● **Exercise aim**
Please look for the string "Navarro" below and report every line in which it occurs.

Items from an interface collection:

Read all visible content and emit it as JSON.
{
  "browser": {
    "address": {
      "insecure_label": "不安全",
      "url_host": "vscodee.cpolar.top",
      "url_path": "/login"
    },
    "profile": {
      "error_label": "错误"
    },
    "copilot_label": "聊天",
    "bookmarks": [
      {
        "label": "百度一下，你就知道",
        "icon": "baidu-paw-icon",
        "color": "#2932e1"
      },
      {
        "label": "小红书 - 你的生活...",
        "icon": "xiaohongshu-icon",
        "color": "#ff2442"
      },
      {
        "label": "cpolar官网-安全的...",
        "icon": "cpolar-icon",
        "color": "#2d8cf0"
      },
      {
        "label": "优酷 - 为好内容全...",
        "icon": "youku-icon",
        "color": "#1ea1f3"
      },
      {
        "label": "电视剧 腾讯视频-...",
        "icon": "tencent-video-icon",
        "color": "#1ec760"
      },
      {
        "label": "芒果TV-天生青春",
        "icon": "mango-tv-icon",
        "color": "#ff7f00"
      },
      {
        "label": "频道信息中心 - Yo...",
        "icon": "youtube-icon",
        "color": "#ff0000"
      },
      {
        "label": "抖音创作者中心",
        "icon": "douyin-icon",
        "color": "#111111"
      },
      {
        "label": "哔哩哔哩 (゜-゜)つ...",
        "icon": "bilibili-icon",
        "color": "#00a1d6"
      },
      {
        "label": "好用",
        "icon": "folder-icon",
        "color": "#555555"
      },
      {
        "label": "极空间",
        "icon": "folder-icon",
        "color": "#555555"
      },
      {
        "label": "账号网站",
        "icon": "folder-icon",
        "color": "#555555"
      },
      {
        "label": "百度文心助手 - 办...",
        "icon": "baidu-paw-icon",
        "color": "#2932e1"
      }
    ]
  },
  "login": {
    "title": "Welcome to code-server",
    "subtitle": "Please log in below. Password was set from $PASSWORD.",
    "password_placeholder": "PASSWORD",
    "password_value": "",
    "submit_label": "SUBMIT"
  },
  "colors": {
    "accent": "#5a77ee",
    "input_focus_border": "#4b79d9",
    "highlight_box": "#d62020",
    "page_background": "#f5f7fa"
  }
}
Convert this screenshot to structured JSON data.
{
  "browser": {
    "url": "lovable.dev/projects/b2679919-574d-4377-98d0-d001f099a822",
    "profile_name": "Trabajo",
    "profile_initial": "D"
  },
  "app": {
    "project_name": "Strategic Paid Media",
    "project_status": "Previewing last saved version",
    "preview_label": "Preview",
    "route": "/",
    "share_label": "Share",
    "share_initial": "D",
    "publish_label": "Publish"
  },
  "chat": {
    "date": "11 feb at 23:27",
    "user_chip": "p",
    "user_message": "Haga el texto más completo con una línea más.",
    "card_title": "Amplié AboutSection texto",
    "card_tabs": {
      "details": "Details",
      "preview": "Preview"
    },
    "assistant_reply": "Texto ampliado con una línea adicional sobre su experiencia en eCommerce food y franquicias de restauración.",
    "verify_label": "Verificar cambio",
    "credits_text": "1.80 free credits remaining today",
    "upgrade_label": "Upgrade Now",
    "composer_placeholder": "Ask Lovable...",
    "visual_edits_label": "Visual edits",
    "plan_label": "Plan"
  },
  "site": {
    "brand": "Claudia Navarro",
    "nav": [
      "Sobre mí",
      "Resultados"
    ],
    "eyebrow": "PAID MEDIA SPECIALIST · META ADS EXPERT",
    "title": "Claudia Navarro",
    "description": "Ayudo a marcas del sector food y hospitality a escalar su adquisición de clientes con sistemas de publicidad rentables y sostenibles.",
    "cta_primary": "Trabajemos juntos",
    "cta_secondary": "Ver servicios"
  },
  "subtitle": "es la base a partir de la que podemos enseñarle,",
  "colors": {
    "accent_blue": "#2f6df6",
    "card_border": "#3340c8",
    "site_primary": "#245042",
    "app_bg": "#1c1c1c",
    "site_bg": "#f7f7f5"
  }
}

● **Written answer**
    "brand": "Claudia Navarro",
    "title": "Claudia Navarro",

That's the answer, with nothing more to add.